TASK ITEM:
Go through the data below. List every line that holds the word "value".

#####

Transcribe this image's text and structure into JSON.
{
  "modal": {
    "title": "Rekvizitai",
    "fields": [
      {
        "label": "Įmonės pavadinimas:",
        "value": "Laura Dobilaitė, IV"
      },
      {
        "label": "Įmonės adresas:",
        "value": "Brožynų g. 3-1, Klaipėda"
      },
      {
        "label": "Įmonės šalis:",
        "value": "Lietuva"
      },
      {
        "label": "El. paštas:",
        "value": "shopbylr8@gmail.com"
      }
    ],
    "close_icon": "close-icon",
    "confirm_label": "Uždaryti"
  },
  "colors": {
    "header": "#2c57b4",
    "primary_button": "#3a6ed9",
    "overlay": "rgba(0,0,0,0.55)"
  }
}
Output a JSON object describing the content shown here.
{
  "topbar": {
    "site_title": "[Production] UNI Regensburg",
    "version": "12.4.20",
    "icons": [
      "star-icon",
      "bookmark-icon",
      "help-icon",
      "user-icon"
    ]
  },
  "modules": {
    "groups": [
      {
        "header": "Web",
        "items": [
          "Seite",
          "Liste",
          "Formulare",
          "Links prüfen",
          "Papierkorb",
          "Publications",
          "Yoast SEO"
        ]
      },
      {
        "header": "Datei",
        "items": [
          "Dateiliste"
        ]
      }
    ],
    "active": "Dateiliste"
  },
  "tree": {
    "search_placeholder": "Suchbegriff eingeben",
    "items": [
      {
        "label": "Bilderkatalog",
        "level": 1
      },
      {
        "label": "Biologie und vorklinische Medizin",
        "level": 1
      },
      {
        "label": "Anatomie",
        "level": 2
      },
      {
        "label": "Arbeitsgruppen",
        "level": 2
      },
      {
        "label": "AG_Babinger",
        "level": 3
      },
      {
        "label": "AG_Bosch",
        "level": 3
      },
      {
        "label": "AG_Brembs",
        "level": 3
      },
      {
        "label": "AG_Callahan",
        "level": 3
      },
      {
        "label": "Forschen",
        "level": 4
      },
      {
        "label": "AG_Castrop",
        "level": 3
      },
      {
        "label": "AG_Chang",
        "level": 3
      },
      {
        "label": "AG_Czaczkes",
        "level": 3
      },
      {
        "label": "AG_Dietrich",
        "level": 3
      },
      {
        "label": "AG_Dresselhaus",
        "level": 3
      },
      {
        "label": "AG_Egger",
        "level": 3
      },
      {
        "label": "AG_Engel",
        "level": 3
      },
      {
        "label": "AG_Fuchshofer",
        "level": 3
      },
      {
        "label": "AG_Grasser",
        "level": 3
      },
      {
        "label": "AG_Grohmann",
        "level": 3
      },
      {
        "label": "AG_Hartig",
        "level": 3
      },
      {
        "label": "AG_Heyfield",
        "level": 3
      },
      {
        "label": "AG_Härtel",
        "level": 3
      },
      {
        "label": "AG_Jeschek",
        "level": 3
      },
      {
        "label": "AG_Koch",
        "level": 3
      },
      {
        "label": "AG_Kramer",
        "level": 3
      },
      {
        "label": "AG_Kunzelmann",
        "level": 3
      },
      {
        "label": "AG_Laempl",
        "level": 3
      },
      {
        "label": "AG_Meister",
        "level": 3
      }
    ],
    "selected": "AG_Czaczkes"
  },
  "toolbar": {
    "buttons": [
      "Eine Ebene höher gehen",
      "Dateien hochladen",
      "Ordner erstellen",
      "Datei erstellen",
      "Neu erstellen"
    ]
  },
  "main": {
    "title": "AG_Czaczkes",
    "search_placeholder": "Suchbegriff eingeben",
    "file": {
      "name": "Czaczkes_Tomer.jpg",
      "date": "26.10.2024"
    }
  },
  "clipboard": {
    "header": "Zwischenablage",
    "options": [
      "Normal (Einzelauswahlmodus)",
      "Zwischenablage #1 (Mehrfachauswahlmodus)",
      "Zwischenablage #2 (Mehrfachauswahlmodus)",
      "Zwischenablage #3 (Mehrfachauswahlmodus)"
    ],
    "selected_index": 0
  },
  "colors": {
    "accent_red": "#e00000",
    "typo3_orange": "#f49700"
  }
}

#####

SOLUTION FOR THIS EXERCISE:
        "value": "Laura Dobilaitė, IV"
        "value": "Brožynų g. 3-1, Klaipėda"
        "value": "Lietuva"
        "value": "shopbylr8@gmail.com"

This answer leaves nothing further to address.